The first opportunity we see is to Johnson & Johnson’s Revenue growth over the coming years. Now that lockdown restrictions are being lifted in most of the cities, the healthcare institutions have begun attending to elective surgeries, which were deferred earlier. This means a gradual increase in hospital visits, number of procedures performed, and higher number of prescriptions issued, boding well for Johnson & Johnson. The company’s 3 important drugs – Imbruvica, Darzalex, and Stelara – are gaining market share, and they will likely garner over $20 billion in 2022 sales, reflecting a strong 60% growth since 2019.
The second key opportunity stems from Johnson & Johnson’s valuation multiple compared to its peers. The stock now trades at 18x its projected 2020 adjusted earnings per share of about $8.01. In comparison, to earn close to $8 per year from a bank, you’d have to deposit about $800 in a savings account today (assuming 1% interest rate), so about 100x desired earnings. At Johnson & Johnson’s current share price of roughly $145, we are talking about a P/E multiple of around 18x based on expected 2020 adjusted earnings of $8.01, lower than the levels of 19x seen in 2017. And we think a figure closer to 22x will be appropriate. While the 22x number appears high compared to levels seen over the recent years, it is due to the fact that 2020 EPS will be lower given the impact of Covid-19. The estimated Non-GAAP EPS of $8.01 in 2020 compares with $8.18 and $8.68 figures seen in 2018 and 2019 respectively. With the company’s businesses expected to see steady growth from next year, and market share gains for some of Johnson & Johnson’s blockbuster drugs, clubbed with margin expansion due to better product mix and cost cutting measures, will result in strong earnings growth over the coming years. In fact, we estimate the 2021 Non-GAAP EPS to be $9.02 per share, and at the current price of $145, JNJ stock is trading at just 16x 2021 (expected) earnings. Also, Johnson & Johnson’s P/E multiple is lower compared to some of its peers, such as Eli Lilly which currently trades at 20x its projected 2020 earnings, while Abbott trades at 33x.

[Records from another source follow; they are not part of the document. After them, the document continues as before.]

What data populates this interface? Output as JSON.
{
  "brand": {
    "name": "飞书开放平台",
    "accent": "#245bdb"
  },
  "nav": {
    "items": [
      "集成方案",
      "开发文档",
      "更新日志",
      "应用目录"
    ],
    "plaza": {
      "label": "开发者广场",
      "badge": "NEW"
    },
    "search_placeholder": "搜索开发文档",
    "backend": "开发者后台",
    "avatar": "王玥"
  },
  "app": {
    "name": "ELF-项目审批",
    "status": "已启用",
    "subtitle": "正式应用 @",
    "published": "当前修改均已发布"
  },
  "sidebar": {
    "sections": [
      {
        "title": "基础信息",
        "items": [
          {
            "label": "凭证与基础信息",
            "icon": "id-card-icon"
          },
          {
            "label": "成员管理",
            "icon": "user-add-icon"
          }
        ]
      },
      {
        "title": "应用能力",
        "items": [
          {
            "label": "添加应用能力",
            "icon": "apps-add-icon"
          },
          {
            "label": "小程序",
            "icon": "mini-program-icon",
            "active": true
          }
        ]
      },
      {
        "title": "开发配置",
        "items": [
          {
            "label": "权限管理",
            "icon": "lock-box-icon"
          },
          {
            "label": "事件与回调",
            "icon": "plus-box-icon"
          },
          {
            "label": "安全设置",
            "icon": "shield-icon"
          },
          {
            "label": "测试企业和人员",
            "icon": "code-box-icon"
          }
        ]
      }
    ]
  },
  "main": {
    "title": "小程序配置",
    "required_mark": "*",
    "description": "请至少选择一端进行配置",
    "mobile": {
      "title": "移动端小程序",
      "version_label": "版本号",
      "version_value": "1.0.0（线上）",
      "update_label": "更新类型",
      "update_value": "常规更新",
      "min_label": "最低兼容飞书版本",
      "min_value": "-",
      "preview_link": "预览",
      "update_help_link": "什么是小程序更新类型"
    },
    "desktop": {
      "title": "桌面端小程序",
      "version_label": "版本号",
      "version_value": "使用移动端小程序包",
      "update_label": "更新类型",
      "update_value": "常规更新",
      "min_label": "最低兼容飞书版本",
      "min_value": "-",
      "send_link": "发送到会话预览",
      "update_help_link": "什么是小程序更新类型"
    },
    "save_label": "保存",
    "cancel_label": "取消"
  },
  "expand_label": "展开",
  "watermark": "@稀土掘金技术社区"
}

That said, there is a near term risk in the company’s Medical Devices segment.
Given the current Covid-19 pandemic, several types of elective surgeries were postponed in the first half of the year, resulting in a significant impact on the Medical Devices business for Johnson & Johnson. In fact, the company saw a massive 34% dip in Medical Devices segment sales in Q2. However, the situation improved in Q3 with economies gradually opening up, and the segment sales were down only 3.6% (y-o-y) in Q3. Seeing the recovery, Johnson & Johnson also raised its earnings guidance for the full year to be in the range of $7.95 to $8.05 on an adjusted and per-share basis, compared to the earlier provided range of $7.75 and $7.95.
The actual recovery and its timing hinge on the broader containment of the coronavirus spread. Our dashboard Trends In U.S. Covid-19 Cases provides an overview of how the pandemic has been spreading in the U.S. and contrasts with trends in Brazil and Russia. Following the Fed stimulus — which set a floor on fear — the market has been willing to “look through” the current weak period and take a longer-term view. With investors focusing their attention on 2021 results, the valuations become important in finding value. Though market sentiment can be fickle, and evidence of an uptick in new cases could spook investors once again.